Available records Block Start

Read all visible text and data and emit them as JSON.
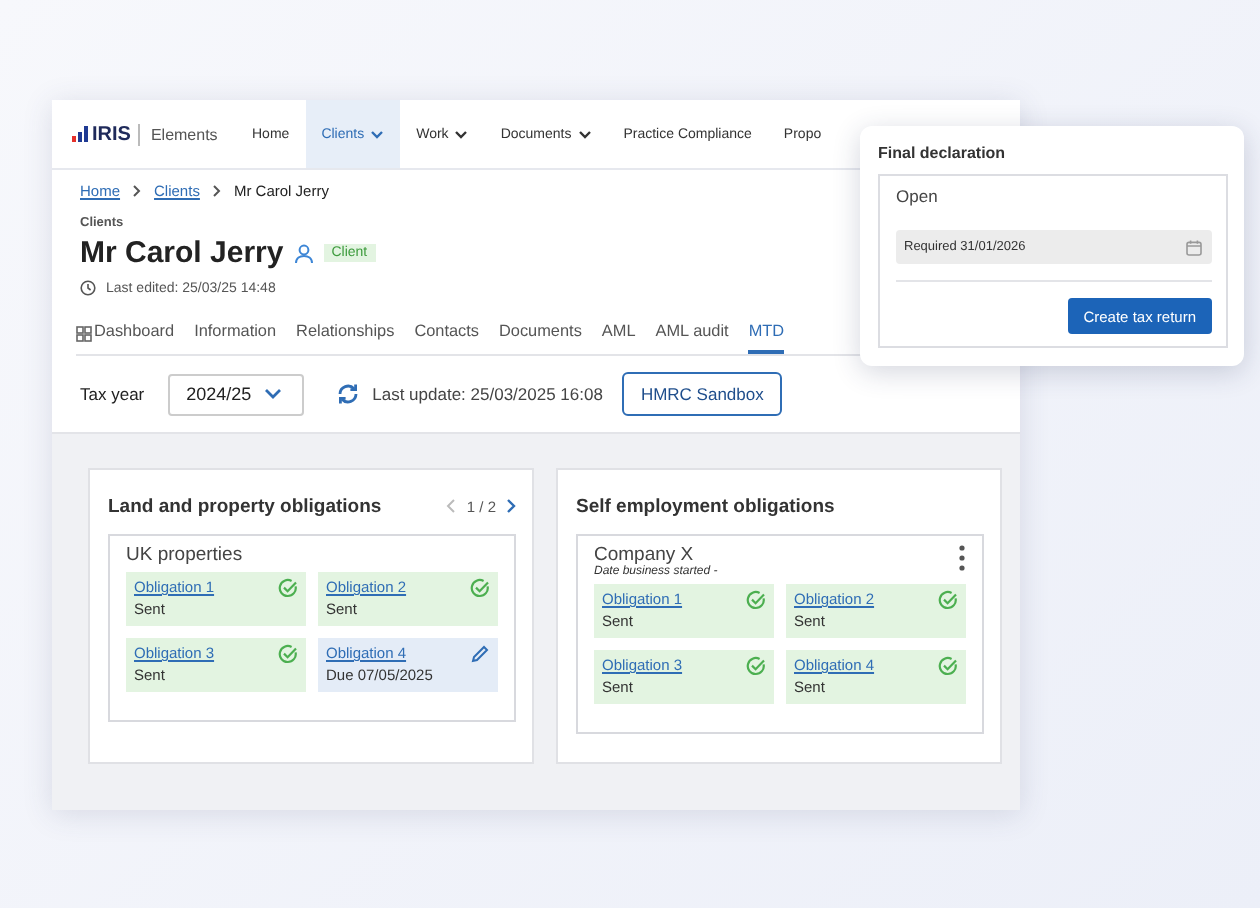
{
  "nav": {
    "logo": "IRIS",
    "product": "Elements",
    "items": [
      {
        "label": "Home",
        "selected": false,
        "dropdown": false
      },
      {
        "label": "Clients",
        "selected": true,
        "dropdown": true
      },
      {
        "label": "Work",
        "selected": false,
        "dropdown": true
      },
      {
        "label": "Documents",
        "selected": false,
        "dropdown": true
      },
      {
        "label": "Practice Compliance",
        "selected": false,
        "dropdown": false
      },
      {
        "label": "Propo",
        "selected": false,
        "dropdown": false
      }
    ]
  },
  "breadcrumb": [
    {
      "label": "Home",
      "link": true
    },
    {
      "label": "Clients",
      "link": true
    },
    {
      "label": "Mr Carol Jerry",
      "link": false
    }
  ],
  "client": {
    "section": "Clients",
    "name": "Mr Carol Jerry",
    "badge": "Client",
    "last_edited": "Last edited: 25/03/25 14:48"
  },
  "tabs": [
    {
      "label": "Dashboard",
      "selected": false
    },
    {
      "label": "Information",
      "selected": false
    },
    {
      "label": "Relationships",
      "selected": false
    },
    {
      "label": "Contacts",
      "selected": false
    },
    {
      "label": "Documents",
      "selected": false
    },
    {
      "label": "AML",
      "selected": false
    },
    {
      "label": "AML audit",
      "selected": false
    },
    {
      "label": "MTD",
      "selected": true
    }
  ],
  "toolbar": {
    "tax_year_label": "Tax year",
    "tax_year": "2024/25",
    "last_update": "Last update: 25/03/2025 16:08",
    "sandbox_button": "HMRC Sandbox"
  },
  "panels": [
    {
      "title": "Land and property obligations",
      "pager": "1 / 2",
      "group": {
        "name": "UK properties",
        "obligations": [
          {
            "label": "Obligation 1",
            "status": "Sent",
            "kind": "sent"
          },
          {
            "label": "Obligation 2",
            "status": "Sent",
            "kind": "sent"
          },
          {
            "label": "Obligation 3",
            "status": "Sent",
            "kind": "sent"
          },
          {
            "label": "Obligation 4",
            "status": "Due 07/05/2025",
            "kind": "due"
          }
        ]
      }
    },
    {
      "title": "Self employment obligations",
      "group": {
        "name": "Company X",
        "subtitle": "Date business started -",
        "menu": true,
        "obligations": [
          {
            "label": "Obligation 1",
            "status": "Sent",
            "kind": "sent"
          },
          {
            "label": "Obligation 2",
            "status": "Sent",
            "kind": "sent"
          },
          {
            "label": "Obligation 3",
            "status": "Sent",
            "kind": "sent"
          },
          {
            "label": "Obligation 4",
            "status": "Sent",
            "kind": "sent"
          }
        ]
      }
    }
  ],
  "final_declaration": {
    "title": "Final declaration",
    "status": "Open",
    "required": "Required 31/01/2026",
    "button": "Create tax return"
  }
}
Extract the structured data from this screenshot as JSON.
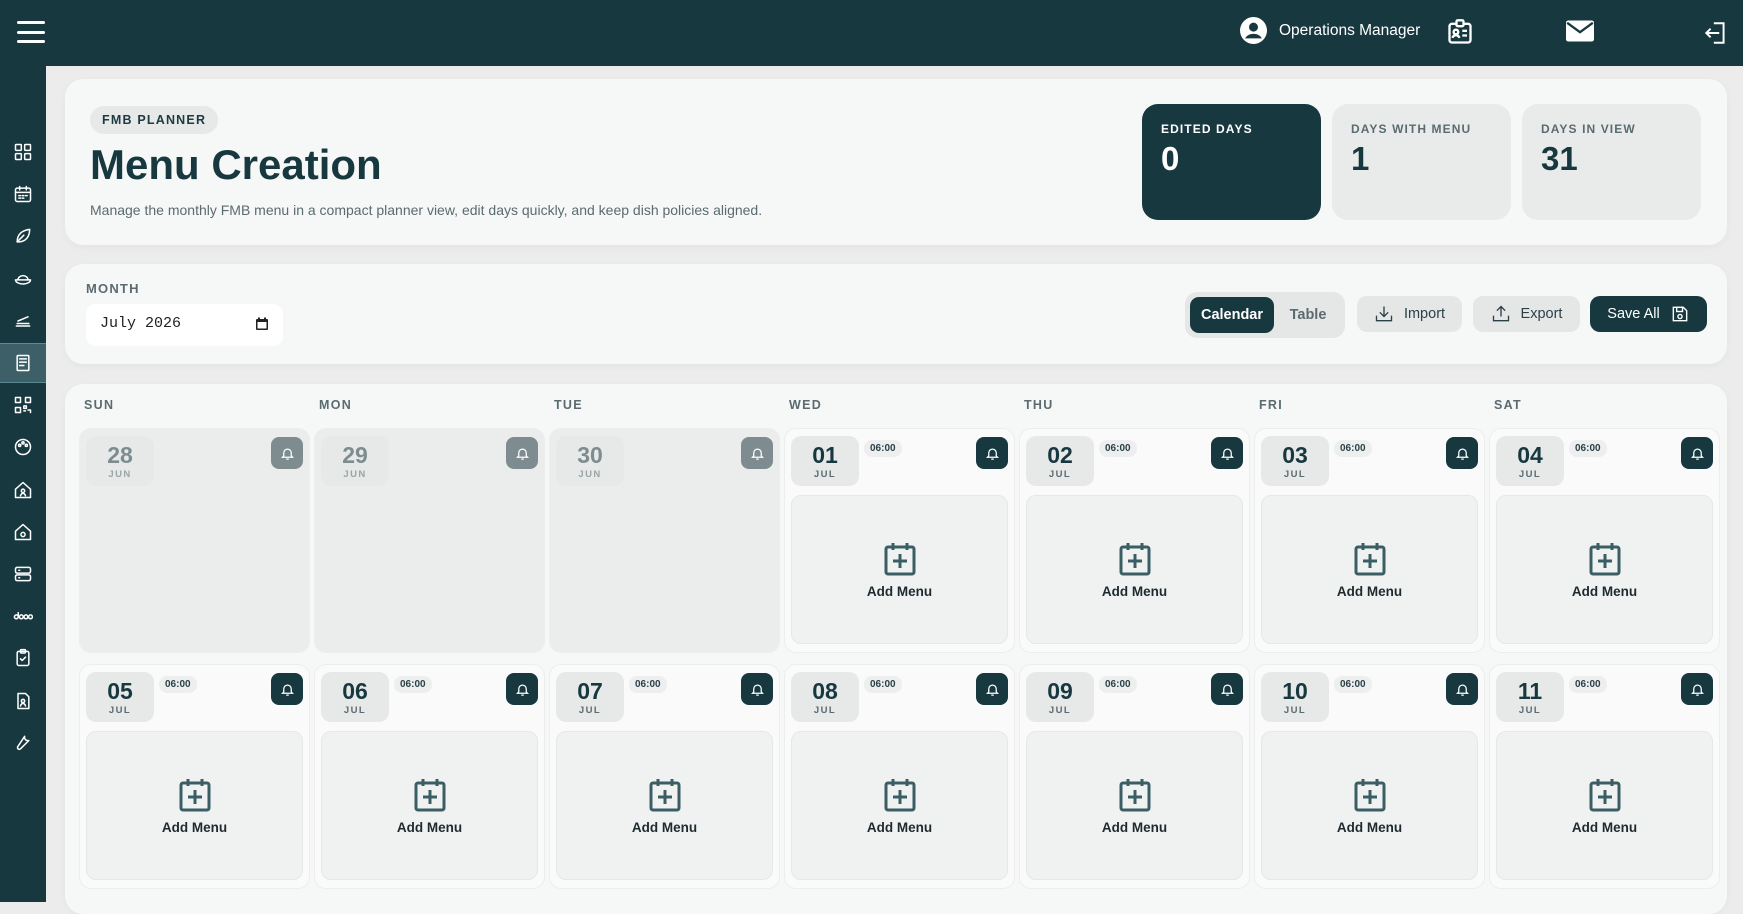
{
  "topbar": {
    "user_name": "Operations Manager",
    "icons": [
      "menu-icon",
      "user-circle-icon",
      "id-card-icon",
      "mail-icon",
      "logout-icon"
    ]
  },
  "sidebar": {
    "items": [
      {
        "icon": "dashboard-icon",
        "active": false
      },
      {
        "icon": "calendar-icon",
        "active": false
      },
      {
        "icon": "leaf-icon",
        "active": false
      },
      {
        "icon": "rice-bowl-icon",
        "active": false
      },
      {
        "icon": "food-tray-icon",
        "active": false
      },
      {
        "icon": "menu-book-icon",
        "active": true
      },
      {
        "icon": "qr-code-icon",
        "active": false
      },
      {
        "icon": "palette-icon",
        "active": false
      },
      {
        "icon": "house-user-icon",
        "active": false
      },
      {
        "icon": "house-gear-icon",
        "active": false
      },
      {
        "icon": "server-icon",
        "active": false
      },
      {
        "icon": "odoo-icon",
        "active": false
      },
      {
        "icon": "clipboard-check-icon",
        "active": false
      },
      {
        "icon": "document-user-icon",
        "active": false
      },
      {
        "icon": "wrench-icon",
        "active": false
      }
    ],
    "odoo_label": "odoo"
  },
  "header": {
    "badge": "FMB PLANNER",
    "title": "Menu Creation",
    "subtitle": "Manage the monthly FMB menu in a compact planner view, edit days quickly, and keep dish policies aligned.",
    "stats": [
      {
        "label": "EDITED DAYS",
        "value": "0"
      },
      {
        "label": "DAYS WITH MENU",
        "value": "1"
      },
      {
        "label": "DAYS IN VIEW",
        "value": "31"
      }
    ]
  },
  "controls": {
    "month_label": "MONTH",
    "month_value": "July 2026",
    "view_calendar": "Calendar",
    "view_table": "Table",
    "import_label": "Import",
    "export_label": "Export",
    "save_label": "Save All"
  },
  "calendar": {
    "weekdays": [
      "SUN",
      "MON",
      "TUE",
      "WED",
      "THU",
      "FRI",
      "SAT"
    ],
    "add_label": "Add Menu",
    "days": [
      {
        "num": "28",
        "month": "JUN",
        "other": true,
        "time": ""
      },
      {
        "num": "29",
        "month": "JUN",
        "other": true,
        "time": ""
      },
      {
        "num": "30",
        "month": "JUN",
        "other": true,
        "time": ""
      },
      {
        "num": "01",
        "month": "JUL",
        "other": false,
        "time": "06:00"
      },
      {
        "num": "02",
        "month": "JUL",
        "other": false,
        "time": "06:00"
      },
      {
        "num": "03",
        "month": "JUL",
        "other": false,
        "time": "06:00"
      },
      {
        "num": "04",
        "month": "JUL",
        "other": false,
        "time": "06:00"
      },
      {
        "num": "05",
        "month": "JUL",
        "other": false,
        "time": "06:00"
      },
      {
        "num": "06",
        "month": "JUL",
        "other": false,
        "time": "06:00"
      },
      {
        "num": "07",
        "month": "JUL",
        "other": false,
        "time": "06:00"
      },
      {
        "num": "08",
        "month": "JUL",
        "other": false,
        "time": "06:00"
      },
      {
        "num": "09",
        "month": "JUL",
        "other": false,
        "time": "06:00"
      },
      {
        "num": "10",
        "month": "JUL",
        "other": false,
        "time": "06:00"
      },
      {
        "num": "11",
        "month": "JUL",
        "other": false,
        "time": "06:00"
      }
    ]
  },
  "colors": {
    "primary": "#183840",
    "muted": "#5b6b6f",
    "background": "#ececec"
  }
}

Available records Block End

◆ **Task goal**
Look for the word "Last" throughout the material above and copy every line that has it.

◆ **Result of this task**
    "last_edited": "Last edited: 25/03/25 14:48"
    "last_update": "Last update: 25/03/2025 16:08",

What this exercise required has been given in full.